[Start of Attachment]
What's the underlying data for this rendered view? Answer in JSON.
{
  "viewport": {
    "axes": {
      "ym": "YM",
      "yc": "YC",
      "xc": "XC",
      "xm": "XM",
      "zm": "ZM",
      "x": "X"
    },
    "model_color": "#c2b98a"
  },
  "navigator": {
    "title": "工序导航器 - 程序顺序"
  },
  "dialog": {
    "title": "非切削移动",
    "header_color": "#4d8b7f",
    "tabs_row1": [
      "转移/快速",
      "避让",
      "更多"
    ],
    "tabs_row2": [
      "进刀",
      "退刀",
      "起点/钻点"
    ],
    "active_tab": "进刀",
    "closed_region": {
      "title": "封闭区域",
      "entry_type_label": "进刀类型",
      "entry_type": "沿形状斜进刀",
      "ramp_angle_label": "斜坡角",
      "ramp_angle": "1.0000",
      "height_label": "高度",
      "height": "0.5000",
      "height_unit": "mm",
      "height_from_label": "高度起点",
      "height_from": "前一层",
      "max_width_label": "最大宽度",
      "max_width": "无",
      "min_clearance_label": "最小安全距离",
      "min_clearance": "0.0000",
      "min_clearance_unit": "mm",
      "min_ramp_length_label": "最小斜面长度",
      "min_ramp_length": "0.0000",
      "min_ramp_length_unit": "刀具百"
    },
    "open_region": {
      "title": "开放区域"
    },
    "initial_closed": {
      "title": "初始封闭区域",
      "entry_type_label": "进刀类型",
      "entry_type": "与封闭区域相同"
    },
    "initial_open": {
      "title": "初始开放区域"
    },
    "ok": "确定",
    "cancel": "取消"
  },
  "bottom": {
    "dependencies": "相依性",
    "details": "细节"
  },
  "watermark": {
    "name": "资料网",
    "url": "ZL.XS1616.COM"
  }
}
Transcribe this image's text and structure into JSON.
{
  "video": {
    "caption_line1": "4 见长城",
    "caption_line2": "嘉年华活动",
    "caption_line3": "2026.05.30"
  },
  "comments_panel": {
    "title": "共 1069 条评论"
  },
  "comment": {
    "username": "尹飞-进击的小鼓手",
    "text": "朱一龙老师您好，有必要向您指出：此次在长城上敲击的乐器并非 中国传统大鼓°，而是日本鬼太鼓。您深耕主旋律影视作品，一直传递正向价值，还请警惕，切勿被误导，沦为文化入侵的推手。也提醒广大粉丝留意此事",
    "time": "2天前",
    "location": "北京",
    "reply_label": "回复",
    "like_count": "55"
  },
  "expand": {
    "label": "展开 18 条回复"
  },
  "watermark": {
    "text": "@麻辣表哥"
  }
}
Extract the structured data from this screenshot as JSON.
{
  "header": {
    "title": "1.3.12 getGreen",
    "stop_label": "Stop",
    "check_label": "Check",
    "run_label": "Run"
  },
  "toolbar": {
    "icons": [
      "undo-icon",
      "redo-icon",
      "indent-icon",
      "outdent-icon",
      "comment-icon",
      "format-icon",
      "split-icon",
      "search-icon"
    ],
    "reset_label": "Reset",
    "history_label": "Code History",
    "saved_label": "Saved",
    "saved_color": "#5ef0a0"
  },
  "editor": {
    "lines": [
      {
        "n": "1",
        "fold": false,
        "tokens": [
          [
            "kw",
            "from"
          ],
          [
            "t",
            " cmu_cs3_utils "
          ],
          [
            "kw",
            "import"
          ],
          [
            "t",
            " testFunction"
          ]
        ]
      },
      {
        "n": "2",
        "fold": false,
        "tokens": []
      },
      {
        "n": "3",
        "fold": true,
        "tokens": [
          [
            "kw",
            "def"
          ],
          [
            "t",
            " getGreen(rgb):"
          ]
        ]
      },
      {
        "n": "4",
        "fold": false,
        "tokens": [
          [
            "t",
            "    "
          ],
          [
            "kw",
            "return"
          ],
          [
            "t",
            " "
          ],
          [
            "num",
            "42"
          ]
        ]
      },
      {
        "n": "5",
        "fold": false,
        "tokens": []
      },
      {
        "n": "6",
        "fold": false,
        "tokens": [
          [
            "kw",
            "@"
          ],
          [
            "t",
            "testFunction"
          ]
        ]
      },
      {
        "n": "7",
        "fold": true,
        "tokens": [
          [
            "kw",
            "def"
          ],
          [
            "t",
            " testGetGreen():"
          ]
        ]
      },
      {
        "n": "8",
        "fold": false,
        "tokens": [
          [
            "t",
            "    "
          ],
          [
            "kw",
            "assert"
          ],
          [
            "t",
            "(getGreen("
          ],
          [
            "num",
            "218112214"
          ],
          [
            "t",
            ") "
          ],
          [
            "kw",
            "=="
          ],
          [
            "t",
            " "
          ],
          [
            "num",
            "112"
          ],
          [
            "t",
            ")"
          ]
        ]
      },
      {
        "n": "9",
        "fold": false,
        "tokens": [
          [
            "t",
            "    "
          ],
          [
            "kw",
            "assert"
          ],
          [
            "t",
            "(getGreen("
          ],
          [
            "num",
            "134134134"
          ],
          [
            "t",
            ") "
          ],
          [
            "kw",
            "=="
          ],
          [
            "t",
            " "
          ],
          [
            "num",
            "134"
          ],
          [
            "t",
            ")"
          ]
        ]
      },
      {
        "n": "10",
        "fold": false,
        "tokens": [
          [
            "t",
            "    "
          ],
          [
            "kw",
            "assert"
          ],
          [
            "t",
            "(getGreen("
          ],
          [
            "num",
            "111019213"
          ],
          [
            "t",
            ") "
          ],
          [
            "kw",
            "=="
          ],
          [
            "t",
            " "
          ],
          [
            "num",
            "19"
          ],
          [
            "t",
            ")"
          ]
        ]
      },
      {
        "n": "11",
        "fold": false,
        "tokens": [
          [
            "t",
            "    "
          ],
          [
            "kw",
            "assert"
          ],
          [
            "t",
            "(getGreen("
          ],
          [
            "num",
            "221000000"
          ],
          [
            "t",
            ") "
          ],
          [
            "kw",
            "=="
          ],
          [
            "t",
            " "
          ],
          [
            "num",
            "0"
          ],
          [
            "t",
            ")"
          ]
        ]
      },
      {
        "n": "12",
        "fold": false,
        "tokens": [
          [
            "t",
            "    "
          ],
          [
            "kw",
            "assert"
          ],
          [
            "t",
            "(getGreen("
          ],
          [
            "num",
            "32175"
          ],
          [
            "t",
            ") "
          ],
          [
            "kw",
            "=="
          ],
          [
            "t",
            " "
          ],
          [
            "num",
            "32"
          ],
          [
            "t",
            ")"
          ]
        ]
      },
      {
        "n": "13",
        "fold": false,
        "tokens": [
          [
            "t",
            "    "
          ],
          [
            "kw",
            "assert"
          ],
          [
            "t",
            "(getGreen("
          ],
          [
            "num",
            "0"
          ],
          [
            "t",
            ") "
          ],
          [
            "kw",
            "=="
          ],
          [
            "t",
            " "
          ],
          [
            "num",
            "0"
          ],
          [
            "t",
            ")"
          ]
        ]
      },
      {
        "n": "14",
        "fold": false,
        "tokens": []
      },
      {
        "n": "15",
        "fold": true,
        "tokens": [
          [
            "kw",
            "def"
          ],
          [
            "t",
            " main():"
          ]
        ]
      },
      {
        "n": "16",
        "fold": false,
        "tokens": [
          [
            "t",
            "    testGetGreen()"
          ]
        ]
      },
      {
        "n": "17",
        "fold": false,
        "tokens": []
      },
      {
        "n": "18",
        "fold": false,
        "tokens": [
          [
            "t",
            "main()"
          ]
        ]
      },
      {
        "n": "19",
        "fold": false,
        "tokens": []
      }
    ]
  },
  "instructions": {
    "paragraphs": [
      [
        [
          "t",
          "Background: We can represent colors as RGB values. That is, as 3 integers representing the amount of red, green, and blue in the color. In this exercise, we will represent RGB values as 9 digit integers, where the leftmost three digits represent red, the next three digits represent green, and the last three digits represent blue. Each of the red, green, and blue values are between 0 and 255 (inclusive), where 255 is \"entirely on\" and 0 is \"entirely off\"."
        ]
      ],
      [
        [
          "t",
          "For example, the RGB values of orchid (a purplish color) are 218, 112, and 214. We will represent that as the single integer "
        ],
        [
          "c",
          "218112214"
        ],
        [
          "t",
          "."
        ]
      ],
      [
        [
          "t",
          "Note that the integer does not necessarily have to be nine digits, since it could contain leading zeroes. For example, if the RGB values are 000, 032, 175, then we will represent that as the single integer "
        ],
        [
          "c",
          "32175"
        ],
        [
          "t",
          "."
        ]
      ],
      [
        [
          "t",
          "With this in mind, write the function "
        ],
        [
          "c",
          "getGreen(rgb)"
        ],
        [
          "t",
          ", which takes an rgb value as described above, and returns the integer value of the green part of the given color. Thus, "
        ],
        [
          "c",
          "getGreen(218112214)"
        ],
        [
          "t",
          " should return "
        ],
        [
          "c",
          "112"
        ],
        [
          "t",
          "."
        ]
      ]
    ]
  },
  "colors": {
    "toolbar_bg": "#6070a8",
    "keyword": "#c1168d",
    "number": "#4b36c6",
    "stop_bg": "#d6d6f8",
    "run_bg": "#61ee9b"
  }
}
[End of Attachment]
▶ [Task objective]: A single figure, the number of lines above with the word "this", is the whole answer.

▶ [Your solution]: 5